Material supplied: Begin
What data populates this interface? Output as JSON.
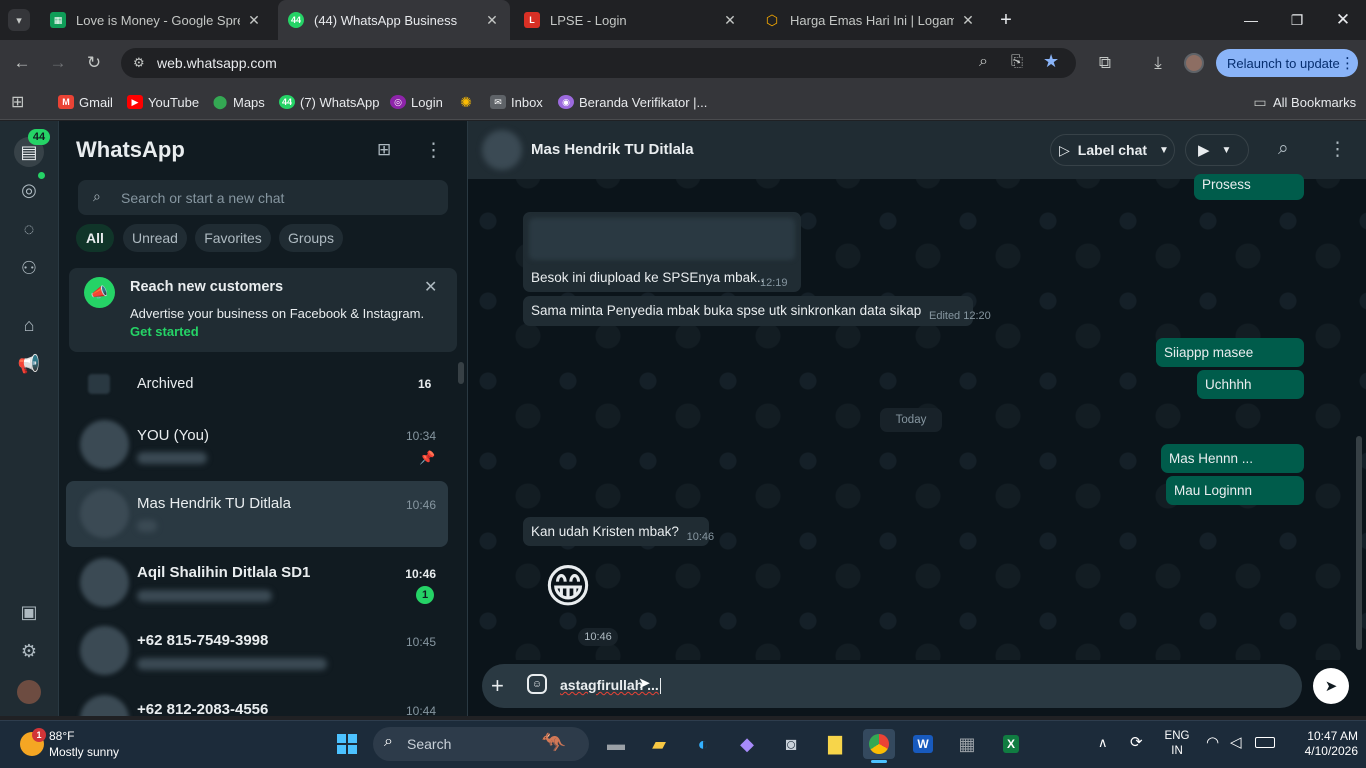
{
  "browser": {
    "tabs": [
      {
        "title": "Love is Money - Google Spread",
        "icon": "sheets-icon",
        "color": "#0f9d58"
      },
      {
        "title": "(44) WhatsApp Business",
        "icon": "whatsapp-business-icon",
        "color": "#25d366"
      },
      {
        "title": "LPSE - Login",
        "icon": "lpse-icon",
        "color": "#d93025"
      },
      {
        "title": "Harga Emas Hari Ini | Logam M",
        "icon": "gold-icon",
        "color": "#f9ab00"
      }
    ],
    "url": "web.whatsapp.com",
    "relaunch_label": "Relaunch to update",
    "bookmarks": [
      {
        "label": "Gmail",
        "color": "#ea4335"
      },
      {
        "label": "YouTube",
        "color": "#ff0000"
      },
      {
        "label": "Maps",
        "color": "#34a853"
      },
      {
        "label": "(7) WhatsApp",
        "color": "#25d366"
      },
      {
        "label": "Login",
        "color": "#8e24aa"
      },
      {
        "label": "",
        "color": "#fbbc04"
      },
      {
        "label": "Inbox",
        "color": "#9aa0a6"
      },
      {
        "label": "Beranda Verifikator |...",
        "color": "#9c6ade"
      }
    ],
    "all_bookmarks_label": "All Bookmarks"
  },
  "wa": {
    "rail": {
      "unread_badge": "44"
    },
    "title": "WhatsApp",
    "search_placeholder": "Search or start a new chat",
    "filters": [
      "All",
      "Unread",
      "Favorites",
      "Groups"
    ],
    "promo": {
      "title": "Reach new customers",
      "body": "Advertise your business on Facebook & Instagram.",
      "cta": "Get started"
    },
    "archived": {
      "label": "Archived",
      "count": "16"
    },
    "chats": [
      {
        "name": "YOU (You)",
        "time": "10:34"
      },
      {
        "name": "Mas Hendrik TU Ditlala",
        "time": "10:46"
      },
      {
        "name": "Aqil Shalihin Ditlala SD1",
        "time": "10:46",
        "unread": "1"
      },
      {
        "name": "+62 815-7549-3998",
        "time": "10:45"
      },
      {
        "name": "+62 812-2083-4556",
        "time": "10:44"
      }
    ],
    "conversation": {
      "contact": "Mas Hendrik TU Ditlala",
      "label_chat": "Label chat",
      "messages": {
        "m0": {
          "text": "Prosess"
        },
        "m1": {
          "text": "Besok ini diupload ke SPSEnya mbak..",
          "time": "12:19"
        },
        "m2": {
          "text": "Sama minta Penyedia mbak buka spse utk sinkronkan data sikap",
          "time": "Edited 12:20"
        },
        "m3": {
          "text": "Siiappp masee"
        },
        "m4": {
          "text": "Uchhhh"
        },
        "day": "Today",
        "m5": {
          "text": "Mas Hennn ..."
        },
        "m6": {
          "text": "Mau Loginnn"
        },
        "m7": {
          "text": "Kan udah Kristen mbak?",
          "time": "10:46"
        },
        "m8": {
          "emoji": "😁",
          "time": "10:46"
        }
      },
      "draft": "astagfirullah ..."
    }
  },
  "taskbar": {
    "weather": {
      "temp": "88°F",
      "desc": "Mostly sunny",
      "badge": "1"
    },
    "search_label": "Search",
    "lang": {
      "top": "ENG",
      "bottom": "IN"
    },
    "time": "10:47 AM",
    "date": "4/10/2026"
  }
}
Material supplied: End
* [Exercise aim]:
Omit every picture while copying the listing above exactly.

* [Result]:
What data populates this interface? Output as JSON.
{
  "browser": {
    "tabs": [
      {
        "title": "Love is Money - Google Spread",
        "icon": "sheets-icon",
        "color": "#0f9d58"
      },
      {
        "title": "(44) WhatsApp Business",
        "icon": "whatsapp-business-icon",
        "color": "#25d366"
      },
      {
        "title": "LPSE - Login",
        "icon": "lpse-icon",
        "color": "#d93025"
      },
      {
        "title": "Harga Emas Hari Ini | Logam M",
        "icon": "gold-icon",
        "color": "#f9ab00"
      }
    ],
    "url": "web.whatsapp.com",
    "relaunch_label": "Relaunch to update",
    "bookmarks": [
      {
        "label": "Gmail",
        "color": "#ea4335"
      },
      {
        "label": "YouTube",
        "color": "#ff0000"
      },
      {
        "label": "Maps",
        "color": "#34a853"
      },
      {
        "label": "(7) WhatsApp",
        "color": "#25d366"
      },
      {
        "label": "Login",
        "color": "#8e24aa"
      },
      {
        "label": "",
        "color": "#fbbc04"
      },
      {
        "label": "Inbox",
        "color": "#9aa0a6"
      },
      {
        "label": "Beranda Verifikator |...",
        "color": "#9c6ade"
      }
    ],
    "all_bookmarks_label": "All Bookmarks"
  },
  "wa": {
    "rail": {
      "unread_badge": "44"
    },
    "title": "WhatsApp",
    "search_placeholder": "Search or start a new chat",
    "filters": [
      "All",
      "Unread",
      "Favorites",
      "Groups"
    ],
    "promo": {
      "title": "Reach new customers",
      "body": "Advertise your business on Facebook & Instagram.",
      "cta": "Get started"
    },
    "archived": {
      "label": "Archived",
      "count": "16"
    },
    "chats": [
      {
        "name": "YOU (You)",
        "time": "10:34"
      },
      {
        "name": "Mas Hendrik TU Ditlala",
        "time": "10:46"
      },
      {
        "name": "Aqil Shalihin Ditlala SD1",
        "time": "10:46",
        "unread": "1"
      },
      {
        "name": "+62 815-7549-3998",
        "time": "10:45"
      },
      {
        "name": "+62 812-2083-4556",
        "time": "10:44"
      }
    ],
    "conversation": {
      "contact": "Mas Hendrik TU Ditlala",
      "label_chat": "Label chat",
      "messages": {
        "m0": {
          "text": "Prosess"
        },
        "m1": {
          "text": "Besok ini diupload ke SPSEnya mbak..",
          "time": "12:19"
        },
        "m2": {
          "text": "Sama minta Penyedia mbak buka spse utk sinkronkan data sikap",
          "time": "Edited 12:20"
        },
        "m3": {
          "text": "Siiappp masee"
        },
        "m4": {
          "text": "Uchhhh"
        },
        "day": "Today",
        "m5": {
          "text": "Mas Hennn ..."
        },
        "m6": {
          "text": "Mau Loginnn"
        },
        "m7": {
          "text": "Kan udah Kristen mbak?",
          "time": "10:46"
        },
        "m8": {
          "emoji": "😁",
          "time": "10:46"
        }
      },
      "draft": "astagfirullah ..."
    }
  },
  "taskbar": {
    "weather": {
      "temp": "88°F",
      "desc": "Mostly sunny",
      "badge": "1"
    },
    "search_label": "Search",
    "lang": {
      "top": "ENG",
      "bottom": "IN"
    },
    "time": "10:47 AM",
    "date": "4/10/2026"
  }
}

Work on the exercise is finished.